Clearly, in addition to admiration, child prodigies come in for both mockery and scrutiny. Also, stereotypes. Jones says McLaughlin "strikes us as much more than a boring grind, and certainly not the product of overly ambitious and pushy parents." This sounds a lot like the thinly veiled racism sometimes directed at high-achieving minority students, especially Asian-Americans, who are sometimes portrayed as hardworking automata, capable of rote learning but not of creativity. Possibly very young kids are threatening to preconceived notions about academics in the same way non-white students are. Then there's this, from Above the Law's charming coverage of 19-year-old law student Nicole Matisse:

She's amazingly attractive. Most of those child-prodigy spelling-bee-winner types have thick glasses and an overbite.

Here child-prodigy-ism allies itself not with racism, but with sexism. Smart girls wear glasses and have bad teeth? What revolutionary insight! I'm not even going to bother linking to a pic of Danica McKellar (for like the eightieth time this week) because it should be obvious at this point that intelligence does not preclude attractiveness. Unless of course you like your women dumb.

However, for child prodigies, prejudice cuts both ways. Above the Law also links to the story of Kiwi Camara, who entered Harvard Law School at 16. While there, he used a racial slur in course outlines he posted to a Harvard website. Oddly, he also posted a disclaimer on the outlines warning that they might contain racially offensive content. He later said,

I didn't know what particular offensive terms I might have used. And at the same time, my thought process was, 'Look I've composed my notes. I don't have a perfect knowledge of what's in them, but I know that I, as a 1L, would find them useful. I know that occasionally offensive things slip into my private work, so why don't I warn people that if you would be offended by such things, don't look.'

He also said that he had experienced discrimination because, "I'm Filipino in the United States.
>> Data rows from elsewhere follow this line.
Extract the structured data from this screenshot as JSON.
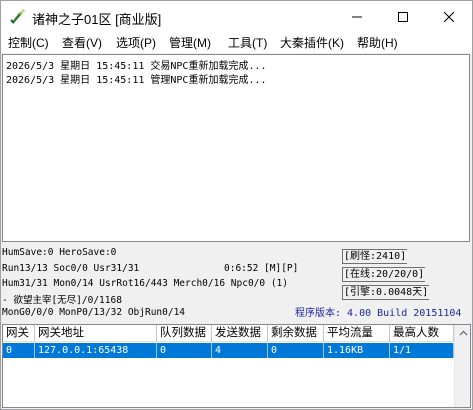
{
  "window": {
    "title": "诸神之子01区 [商业版]",
    "icon": "app-sword-icon",
    "controls": [
      "minimize-icon",
      "maximize-icon",
      "close-icon"
    ]
  },
  "menu": [
    {
      "label": "控制(C)"
    },
    {
      "label": "查看(V)"
    },
    {
      "label": "选项(P)"
    },
    {
      "label": "管理(M)"
    },
    {
      "label": "工具(T)"
    },
    {
      "label": "大秦插件(K)"
    },
    {
      "label": "帮助(H)"
    }
  ],
  "log": [
    "2026/5/3 星期日 15:45:11 交易NPC重新加载完成...",
    "2026/5/3 星期日 15:45:11 管理NPC重新加载完成..."
  ],
  "status": {
    "line1": "HumSave:0 HeroSave:0",
    "line2": "Run13/13 Soc0/0 Usr31/31",
    "time": "0:6:52 [M][P]",
    "line3": "Hum31/31 Mon0/14 UsrRot16/443 Merch0/16 Npc0/0 (1)",
    "line4": " - 欲望主宰[无尽]/0/1168",
    "line5": "MonG0/0/0 MonP0/13/32 ObjRun0/14",
    "refresh": "[刷怪:2410]",
    "online": "[在线:20/20/0]",
    "engine": "[引擎:0.0048天]",
    "version": "程序版本: 4.00 Build 20151104"
  },
  "gateway_table": {
    "columns": [
      "网关",
      "网关地址",
      "队列数据",
      "发送数据",
      "剩余数据",
      "平均流量",
      "最高人数"
    ],
    "rows": [
      [
        "0",
        "127.0.0.1:65438",
        "0",
        "4",
        "0",
        "1.16KB",
        "1/1"
      ]
    ]
  },
  "colors": {
    "selection": "#0078d7",
    "version_text": "#1a2a9c"
  }
}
The first school I attended was a Jewish school and I'm not Jewish." Camara's course outlines were removed from the web, and he was the subject of protests when he later gave a talk at Yale.

Camara's notes revealed racism, but his words also showed a lack of sophistication. If he had gone to high school (which he skipped) or attended college with other students his age, he might have learned that the language he used was unacceptable. At the very least, he might have learned that if your notes need a disclaimer because racial slurs "occasionally slip into" them, you probably shouldn't be posting them online. There is something to be said for being socialized with a peer group, even if this group can't match your level of academic achievement.
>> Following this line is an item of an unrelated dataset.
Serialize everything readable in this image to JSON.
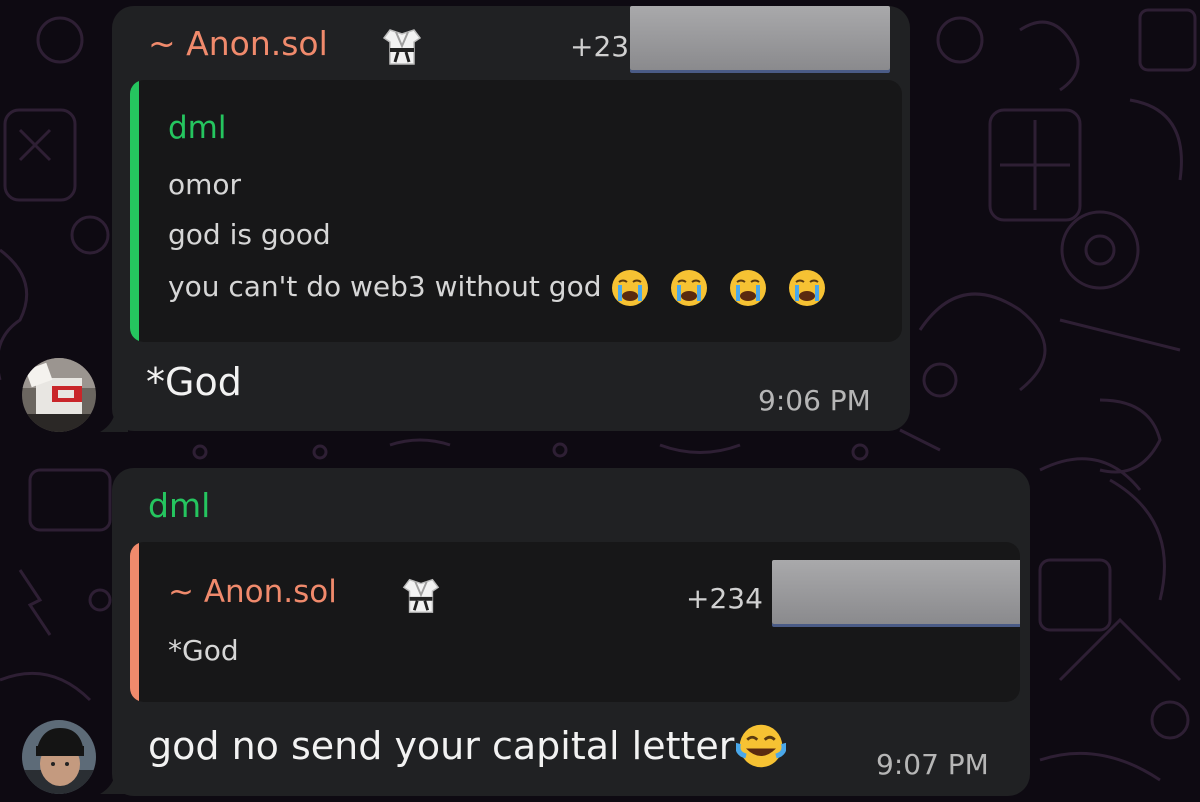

Being a prodigy often means being mature in one way but not others. It means being judged before you have much practice with the judges of the world, and sometimes it means getting a public voice before you are wise enough to deserve it. I'm still a little jealous of all the time being a child prodigy gives you (imagine being done with grad school at 21!), but I'm no longer jealous of the fame.

Teen Prodigy: Smart Enough to Go To Law School at 19, Dumb Enough to Go To Law School [Above the Law]
Prodigy Watch: The Next Kiwi Camara? [Above the Law]
Kiwi Camara Fights the RIAA One More Time [Above the Law]
Outline Sparks Race Controversy [Harvard Law Record]
A Tale Of A Law School Bound Teenager [Wall Street Journal]

Earlier: Precocious Youngsters: Should Kids Just Be Kids?
The Only Thing Worse Than Adult Foodies: Their Kids